    Some Kind of Happiness is riveting, evocative, and so, so real. The narrative alternates between Finley's Everwood writings and a third-person perspective creating this beautiful, entrancing story which is fantastic and utterly realistic simultaneously. Finley's ability to express the blackness of depression and anxiety – the guilt and sadness and loneliness – in a way that will resonate with those who have experienced it in their own lives and speak volumes to those lucky enough to not know those feelings first hand. Yes, this is a book with adventure and young crushes and a queen in her magic forest, but it is also a story of families, of monsters, of weakness, and of forgiveness. This is a book that absolutely everyone should read; those who don't find themselves in the characters will likely find a deeper understanding of someone else in their lives. Highly, highly recommended.
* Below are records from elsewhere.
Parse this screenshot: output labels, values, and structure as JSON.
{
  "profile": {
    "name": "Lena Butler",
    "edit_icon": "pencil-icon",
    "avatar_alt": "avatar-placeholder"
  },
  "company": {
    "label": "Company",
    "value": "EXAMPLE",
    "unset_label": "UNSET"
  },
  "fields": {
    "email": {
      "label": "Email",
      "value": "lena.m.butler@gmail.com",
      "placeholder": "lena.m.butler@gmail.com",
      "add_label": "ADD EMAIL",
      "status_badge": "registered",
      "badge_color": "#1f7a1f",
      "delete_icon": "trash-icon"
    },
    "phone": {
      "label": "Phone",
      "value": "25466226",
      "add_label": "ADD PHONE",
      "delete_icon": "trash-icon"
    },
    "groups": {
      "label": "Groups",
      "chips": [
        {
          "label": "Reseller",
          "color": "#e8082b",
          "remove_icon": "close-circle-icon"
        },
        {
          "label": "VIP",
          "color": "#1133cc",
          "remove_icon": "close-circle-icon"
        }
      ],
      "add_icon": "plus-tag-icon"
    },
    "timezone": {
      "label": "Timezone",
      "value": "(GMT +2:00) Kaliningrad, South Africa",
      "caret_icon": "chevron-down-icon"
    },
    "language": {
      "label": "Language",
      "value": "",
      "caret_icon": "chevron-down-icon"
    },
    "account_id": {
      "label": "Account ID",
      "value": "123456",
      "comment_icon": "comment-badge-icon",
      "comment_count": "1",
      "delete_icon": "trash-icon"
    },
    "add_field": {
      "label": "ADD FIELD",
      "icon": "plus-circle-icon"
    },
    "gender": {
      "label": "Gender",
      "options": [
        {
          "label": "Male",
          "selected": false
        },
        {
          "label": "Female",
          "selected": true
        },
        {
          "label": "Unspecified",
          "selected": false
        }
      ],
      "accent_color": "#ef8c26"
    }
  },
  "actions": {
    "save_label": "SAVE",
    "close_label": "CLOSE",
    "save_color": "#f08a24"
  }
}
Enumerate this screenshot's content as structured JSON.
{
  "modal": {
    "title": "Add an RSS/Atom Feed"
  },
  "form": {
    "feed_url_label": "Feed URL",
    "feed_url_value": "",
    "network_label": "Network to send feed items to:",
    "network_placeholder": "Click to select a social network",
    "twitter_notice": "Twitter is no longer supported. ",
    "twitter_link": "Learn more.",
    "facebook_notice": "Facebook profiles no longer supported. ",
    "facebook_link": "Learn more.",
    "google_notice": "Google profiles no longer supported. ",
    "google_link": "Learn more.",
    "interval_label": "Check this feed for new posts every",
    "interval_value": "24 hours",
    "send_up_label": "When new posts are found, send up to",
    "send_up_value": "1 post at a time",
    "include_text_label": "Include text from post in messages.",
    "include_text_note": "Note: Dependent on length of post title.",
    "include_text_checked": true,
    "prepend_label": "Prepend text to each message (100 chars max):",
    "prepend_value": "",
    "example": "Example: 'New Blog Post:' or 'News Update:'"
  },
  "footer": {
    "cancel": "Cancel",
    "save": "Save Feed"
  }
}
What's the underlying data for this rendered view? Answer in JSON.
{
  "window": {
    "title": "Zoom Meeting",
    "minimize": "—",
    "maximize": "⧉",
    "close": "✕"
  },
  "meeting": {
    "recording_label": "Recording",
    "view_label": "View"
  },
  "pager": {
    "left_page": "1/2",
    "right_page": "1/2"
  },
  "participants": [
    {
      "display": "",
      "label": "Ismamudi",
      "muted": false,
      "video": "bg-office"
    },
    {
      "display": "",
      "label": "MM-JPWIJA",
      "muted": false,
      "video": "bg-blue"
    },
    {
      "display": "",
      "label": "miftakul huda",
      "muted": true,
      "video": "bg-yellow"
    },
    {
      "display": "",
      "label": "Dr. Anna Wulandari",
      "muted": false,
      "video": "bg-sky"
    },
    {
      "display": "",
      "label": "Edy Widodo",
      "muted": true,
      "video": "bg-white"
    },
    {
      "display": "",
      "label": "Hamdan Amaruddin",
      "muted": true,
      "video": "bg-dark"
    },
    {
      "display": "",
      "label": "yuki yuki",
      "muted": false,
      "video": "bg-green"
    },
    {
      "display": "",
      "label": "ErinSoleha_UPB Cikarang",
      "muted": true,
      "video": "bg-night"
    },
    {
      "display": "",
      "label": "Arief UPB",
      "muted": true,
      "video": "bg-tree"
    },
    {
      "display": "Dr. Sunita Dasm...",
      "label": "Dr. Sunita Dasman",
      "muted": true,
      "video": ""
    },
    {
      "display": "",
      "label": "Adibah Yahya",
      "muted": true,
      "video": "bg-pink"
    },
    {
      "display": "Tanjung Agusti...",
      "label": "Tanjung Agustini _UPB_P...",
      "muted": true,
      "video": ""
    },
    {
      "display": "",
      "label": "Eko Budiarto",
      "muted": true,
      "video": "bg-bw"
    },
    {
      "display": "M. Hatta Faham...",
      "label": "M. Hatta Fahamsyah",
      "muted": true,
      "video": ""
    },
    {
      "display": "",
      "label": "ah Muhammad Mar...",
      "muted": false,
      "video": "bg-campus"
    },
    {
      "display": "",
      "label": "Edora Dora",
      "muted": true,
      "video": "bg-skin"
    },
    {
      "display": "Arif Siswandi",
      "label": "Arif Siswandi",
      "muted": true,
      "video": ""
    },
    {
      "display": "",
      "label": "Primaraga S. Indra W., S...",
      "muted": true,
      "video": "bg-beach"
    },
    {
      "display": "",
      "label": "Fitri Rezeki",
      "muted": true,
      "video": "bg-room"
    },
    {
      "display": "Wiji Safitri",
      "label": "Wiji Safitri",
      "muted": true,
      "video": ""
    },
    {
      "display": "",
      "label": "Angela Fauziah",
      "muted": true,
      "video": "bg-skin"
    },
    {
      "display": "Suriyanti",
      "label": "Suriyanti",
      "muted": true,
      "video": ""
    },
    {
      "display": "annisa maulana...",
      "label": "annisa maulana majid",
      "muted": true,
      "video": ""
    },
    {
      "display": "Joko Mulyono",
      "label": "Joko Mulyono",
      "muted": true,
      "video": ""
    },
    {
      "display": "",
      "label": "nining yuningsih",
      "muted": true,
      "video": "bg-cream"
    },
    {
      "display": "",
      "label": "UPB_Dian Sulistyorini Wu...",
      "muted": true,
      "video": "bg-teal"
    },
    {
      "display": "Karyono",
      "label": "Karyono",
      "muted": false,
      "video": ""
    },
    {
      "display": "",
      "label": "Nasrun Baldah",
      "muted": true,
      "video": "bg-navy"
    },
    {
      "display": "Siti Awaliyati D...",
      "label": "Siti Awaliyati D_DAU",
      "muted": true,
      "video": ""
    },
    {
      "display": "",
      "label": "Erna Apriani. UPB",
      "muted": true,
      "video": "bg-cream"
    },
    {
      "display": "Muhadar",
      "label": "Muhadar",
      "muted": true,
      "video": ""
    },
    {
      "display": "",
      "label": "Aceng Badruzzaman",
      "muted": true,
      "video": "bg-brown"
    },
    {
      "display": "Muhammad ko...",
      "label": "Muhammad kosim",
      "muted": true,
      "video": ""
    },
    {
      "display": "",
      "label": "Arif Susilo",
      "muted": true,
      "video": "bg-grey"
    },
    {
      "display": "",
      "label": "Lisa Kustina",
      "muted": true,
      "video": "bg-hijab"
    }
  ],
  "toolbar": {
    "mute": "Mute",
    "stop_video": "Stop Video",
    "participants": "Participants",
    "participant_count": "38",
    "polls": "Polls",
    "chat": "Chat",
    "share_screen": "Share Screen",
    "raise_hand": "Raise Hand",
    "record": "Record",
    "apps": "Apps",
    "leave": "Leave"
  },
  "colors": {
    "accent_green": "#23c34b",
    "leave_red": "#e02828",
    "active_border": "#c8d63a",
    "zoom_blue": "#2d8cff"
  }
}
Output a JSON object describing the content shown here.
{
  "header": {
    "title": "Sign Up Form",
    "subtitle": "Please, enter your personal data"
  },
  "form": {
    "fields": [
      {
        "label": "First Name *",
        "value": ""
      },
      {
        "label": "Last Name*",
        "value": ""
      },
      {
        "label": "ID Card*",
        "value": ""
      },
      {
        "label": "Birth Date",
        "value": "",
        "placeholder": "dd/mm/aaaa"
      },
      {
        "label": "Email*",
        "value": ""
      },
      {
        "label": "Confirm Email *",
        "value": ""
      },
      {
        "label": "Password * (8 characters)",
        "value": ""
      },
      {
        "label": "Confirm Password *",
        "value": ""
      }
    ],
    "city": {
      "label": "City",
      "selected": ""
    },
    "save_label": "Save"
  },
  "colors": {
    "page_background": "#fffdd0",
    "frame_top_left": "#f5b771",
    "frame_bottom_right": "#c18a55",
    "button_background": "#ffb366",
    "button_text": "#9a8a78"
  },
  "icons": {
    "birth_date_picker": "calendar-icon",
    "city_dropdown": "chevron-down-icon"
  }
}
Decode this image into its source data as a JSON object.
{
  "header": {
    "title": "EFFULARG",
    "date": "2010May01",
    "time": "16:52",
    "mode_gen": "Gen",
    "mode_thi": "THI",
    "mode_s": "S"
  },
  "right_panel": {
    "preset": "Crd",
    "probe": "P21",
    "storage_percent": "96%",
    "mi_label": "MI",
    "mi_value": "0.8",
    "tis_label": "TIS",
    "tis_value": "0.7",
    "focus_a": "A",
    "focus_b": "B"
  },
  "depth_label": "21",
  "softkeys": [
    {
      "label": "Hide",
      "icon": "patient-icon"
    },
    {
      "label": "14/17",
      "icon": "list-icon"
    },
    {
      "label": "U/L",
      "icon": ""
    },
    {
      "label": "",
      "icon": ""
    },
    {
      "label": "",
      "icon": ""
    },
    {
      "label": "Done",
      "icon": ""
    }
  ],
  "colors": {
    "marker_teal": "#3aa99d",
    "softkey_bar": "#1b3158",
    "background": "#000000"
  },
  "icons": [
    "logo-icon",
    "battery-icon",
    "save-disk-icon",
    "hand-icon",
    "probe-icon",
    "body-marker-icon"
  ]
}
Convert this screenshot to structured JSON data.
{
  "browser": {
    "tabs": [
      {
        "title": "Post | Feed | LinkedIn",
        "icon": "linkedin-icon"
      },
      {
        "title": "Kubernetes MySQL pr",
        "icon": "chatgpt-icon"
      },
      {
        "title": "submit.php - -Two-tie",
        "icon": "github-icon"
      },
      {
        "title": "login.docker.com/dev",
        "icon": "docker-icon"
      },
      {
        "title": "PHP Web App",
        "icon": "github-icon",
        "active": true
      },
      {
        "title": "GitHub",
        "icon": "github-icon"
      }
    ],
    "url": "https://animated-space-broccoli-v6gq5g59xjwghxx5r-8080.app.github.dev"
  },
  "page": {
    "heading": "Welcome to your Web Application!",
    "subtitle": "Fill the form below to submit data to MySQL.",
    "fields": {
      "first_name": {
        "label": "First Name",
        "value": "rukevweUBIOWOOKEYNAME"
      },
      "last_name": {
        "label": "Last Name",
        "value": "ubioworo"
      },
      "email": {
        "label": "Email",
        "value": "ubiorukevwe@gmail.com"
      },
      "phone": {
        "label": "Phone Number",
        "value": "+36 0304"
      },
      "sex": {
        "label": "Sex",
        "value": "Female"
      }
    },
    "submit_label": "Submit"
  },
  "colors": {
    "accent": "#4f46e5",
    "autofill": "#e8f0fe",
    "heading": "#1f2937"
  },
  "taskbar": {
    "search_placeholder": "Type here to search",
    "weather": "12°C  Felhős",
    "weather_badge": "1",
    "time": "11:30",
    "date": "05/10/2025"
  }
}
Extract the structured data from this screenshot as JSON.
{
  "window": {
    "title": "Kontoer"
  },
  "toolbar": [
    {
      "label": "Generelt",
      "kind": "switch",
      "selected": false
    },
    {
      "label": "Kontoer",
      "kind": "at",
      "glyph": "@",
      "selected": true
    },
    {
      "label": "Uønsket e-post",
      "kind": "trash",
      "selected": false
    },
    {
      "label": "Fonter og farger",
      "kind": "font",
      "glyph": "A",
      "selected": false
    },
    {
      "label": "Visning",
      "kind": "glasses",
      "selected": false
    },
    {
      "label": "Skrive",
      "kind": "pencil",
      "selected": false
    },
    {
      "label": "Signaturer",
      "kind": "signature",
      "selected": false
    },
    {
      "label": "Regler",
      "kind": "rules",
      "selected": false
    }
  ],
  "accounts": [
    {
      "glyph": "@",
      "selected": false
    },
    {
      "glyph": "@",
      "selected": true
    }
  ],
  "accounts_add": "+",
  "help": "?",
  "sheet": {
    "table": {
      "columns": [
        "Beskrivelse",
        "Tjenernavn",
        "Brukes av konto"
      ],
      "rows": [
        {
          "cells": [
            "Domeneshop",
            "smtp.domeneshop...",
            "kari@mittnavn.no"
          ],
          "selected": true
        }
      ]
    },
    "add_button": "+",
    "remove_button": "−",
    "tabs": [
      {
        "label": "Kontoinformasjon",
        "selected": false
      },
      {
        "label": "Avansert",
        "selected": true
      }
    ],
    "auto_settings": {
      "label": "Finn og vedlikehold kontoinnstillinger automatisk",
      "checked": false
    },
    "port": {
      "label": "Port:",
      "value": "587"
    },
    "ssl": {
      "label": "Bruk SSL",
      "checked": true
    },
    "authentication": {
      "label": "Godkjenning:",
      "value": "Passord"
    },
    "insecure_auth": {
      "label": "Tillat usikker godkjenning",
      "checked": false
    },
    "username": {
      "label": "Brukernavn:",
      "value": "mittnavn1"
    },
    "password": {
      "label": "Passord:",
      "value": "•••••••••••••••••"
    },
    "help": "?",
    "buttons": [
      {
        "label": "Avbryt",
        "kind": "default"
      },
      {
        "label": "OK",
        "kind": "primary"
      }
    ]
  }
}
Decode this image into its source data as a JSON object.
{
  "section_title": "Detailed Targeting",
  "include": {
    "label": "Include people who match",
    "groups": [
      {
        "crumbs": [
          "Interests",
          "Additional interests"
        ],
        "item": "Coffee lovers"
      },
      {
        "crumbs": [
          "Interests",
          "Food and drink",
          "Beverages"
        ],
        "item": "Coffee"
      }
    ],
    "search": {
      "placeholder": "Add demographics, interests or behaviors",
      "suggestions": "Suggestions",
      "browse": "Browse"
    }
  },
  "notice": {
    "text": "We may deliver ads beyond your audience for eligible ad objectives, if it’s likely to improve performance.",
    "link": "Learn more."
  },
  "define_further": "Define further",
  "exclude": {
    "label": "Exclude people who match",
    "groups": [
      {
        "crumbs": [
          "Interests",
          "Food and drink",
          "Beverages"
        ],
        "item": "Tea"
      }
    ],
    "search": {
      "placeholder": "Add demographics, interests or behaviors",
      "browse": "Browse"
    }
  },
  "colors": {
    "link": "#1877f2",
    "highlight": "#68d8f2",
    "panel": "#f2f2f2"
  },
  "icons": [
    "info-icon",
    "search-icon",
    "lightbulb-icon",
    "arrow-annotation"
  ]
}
    1 person found this helpful

  • (3/5)

    1 person found this helpful

    Finley is sent to live with her grandparents for the summer because her parents are having problems. What they don’t know is that Finley is hiding her own depression, as well as her extensive fantasy life played out by the creation of a fantasy world. As her fantasy world merges with the woods behind her grandparents’ house, and she draws her cousins into that world, old family secrets rise up and might destroy her. I’d give it to a preteen/young teen reader.

    1 person found this helpful